I'm new to Saabs and just picked up this '86 900 at a local auction for $200. It runs and drives fine and seems to be all there. My friend and I are going to make a beater/budget project out of it. I've owned several Volvo 240s and am an active member over on Turbobricks. I also have a pretty serious 1982 242 Turbo build underway. Check it out here: http://forums.turbobricks.com/showthread.php?t=157240

Hey Bob! I'm also a Turbobricker who's looking into SAABs.
http://forums.turbobricks.com/showthread.php?t=124336

I hope to get my hands on a 88+ 16V turbo convertible in the near future.

I'll be watching your build thread - best of luck!

SOAB
20-05-09, 09:35 PM
Let me know how clipping the springs goes, me and my dad are looking at doing that to our 900s

ejenner
21-05-09, 04:02 AM
Got to be careful with chopping springs. There is nothing to hold them into the housings so if they are too short then they will just fall out. Also, what seems to be a small difference at chopping time (1 coil for example) actually works out to quite a big drop in ride height once the spring is back in the car. I'd consider half a coil as a good starting point.

Bob George
21-05-09, 09:12 AM
I've cut springs on Volvos before, you do have to be careful not to go too short because the front springs will come unseated when the car is jacked up. However, I've found that over time my 120K mile old Bilstein HDs have "adjusted" to the shortened springs in that they no longer decompress fully with a load off them. Therefore they don't pop the springs unseated :D The difference with the Volvo 240s, I guess, is that the strut is inside the spring and therefore would keep the spring from actually coming off the car in an extreme situation. I can see how the Saab would be more of a hazard.

I cut 1.5 coils off 2" lowering springs to achieve the ride height below (just in the front, the rears are stock lowering springs). It handles well on the road, it's just a bit rough with the 215/45 summer tires. I never had the Bilsteins revalved or anything. Not a big deal on my 236K mile daily driver...

http://i25.photobucket.com/albums/c85/volvo244life/244-polaris-2.jpg

Also, the shifting issue has been resolved. I think it was just a stiff bushing. The car runs great and is actually pretty smooth to drive. My friend has had it for the last week, I need to steal it back this weekend...

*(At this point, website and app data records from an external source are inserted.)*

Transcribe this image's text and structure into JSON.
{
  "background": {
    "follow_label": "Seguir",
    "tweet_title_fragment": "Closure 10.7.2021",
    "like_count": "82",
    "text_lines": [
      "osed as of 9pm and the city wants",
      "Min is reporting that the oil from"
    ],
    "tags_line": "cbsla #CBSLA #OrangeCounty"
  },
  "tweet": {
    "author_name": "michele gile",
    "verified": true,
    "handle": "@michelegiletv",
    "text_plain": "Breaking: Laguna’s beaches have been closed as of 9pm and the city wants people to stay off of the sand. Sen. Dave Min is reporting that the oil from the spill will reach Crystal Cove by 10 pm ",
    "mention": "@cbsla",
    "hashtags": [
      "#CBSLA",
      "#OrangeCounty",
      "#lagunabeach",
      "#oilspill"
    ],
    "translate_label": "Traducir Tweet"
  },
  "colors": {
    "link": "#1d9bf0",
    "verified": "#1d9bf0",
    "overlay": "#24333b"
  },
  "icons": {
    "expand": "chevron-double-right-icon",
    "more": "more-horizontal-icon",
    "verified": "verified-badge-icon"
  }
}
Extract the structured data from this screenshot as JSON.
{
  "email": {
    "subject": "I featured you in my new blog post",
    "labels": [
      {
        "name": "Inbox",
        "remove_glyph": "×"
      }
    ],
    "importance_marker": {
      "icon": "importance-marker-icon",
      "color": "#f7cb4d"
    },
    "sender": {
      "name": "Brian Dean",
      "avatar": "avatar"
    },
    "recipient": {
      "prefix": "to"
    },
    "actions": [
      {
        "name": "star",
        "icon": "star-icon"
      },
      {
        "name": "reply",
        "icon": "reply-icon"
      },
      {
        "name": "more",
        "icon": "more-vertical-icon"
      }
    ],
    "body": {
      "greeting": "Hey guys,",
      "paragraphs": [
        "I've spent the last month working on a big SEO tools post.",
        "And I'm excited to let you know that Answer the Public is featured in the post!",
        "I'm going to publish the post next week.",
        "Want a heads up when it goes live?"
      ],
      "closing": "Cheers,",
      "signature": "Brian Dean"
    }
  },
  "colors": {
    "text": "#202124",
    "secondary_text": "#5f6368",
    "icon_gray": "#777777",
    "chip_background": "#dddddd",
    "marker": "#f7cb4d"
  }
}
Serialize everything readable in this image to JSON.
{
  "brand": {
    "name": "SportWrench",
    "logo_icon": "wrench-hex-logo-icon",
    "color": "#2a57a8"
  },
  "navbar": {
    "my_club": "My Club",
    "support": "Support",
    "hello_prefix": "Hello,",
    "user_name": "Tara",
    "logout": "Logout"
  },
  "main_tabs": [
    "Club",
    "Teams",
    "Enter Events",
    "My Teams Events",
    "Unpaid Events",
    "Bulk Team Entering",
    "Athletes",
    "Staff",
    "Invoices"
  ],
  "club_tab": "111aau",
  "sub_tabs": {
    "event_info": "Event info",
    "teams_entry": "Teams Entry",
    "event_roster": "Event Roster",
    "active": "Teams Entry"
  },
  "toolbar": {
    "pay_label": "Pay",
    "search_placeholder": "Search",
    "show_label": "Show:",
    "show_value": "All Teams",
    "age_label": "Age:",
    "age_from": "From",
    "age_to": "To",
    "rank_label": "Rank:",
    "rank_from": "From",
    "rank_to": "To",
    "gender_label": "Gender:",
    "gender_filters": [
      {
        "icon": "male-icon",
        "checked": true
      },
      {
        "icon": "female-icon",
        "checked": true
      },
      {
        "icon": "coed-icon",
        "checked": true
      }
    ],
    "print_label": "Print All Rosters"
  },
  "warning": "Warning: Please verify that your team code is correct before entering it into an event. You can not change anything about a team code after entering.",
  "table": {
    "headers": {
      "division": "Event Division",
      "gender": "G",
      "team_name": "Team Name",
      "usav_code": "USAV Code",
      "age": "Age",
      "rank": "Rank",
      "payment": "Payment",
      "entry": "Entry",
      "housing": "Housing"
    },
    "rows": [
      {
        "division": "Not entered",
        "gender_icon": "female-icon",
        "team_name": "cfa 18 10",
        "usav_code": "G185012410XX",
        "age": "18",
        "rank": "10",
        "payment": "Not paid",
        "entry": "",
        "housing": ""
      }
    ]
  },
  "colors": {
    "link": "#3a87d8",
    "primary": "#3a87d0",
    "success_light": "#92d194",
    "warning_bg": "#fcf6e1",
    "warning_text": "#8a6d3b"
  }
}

SOAB
06-06-09, 09:34 AM
Wouldn't you not be able to cut springs off the saab though cause I was looking at the springs on my 900s and its got that flat coil at the end, so if you cut that flat coil off wouldnt the coil just like dig into the housing?

motomartin
09-06-09, 12:42 AM
I'm really jealous.............





of that wood pile in the top pic :D


its coming into winter here:(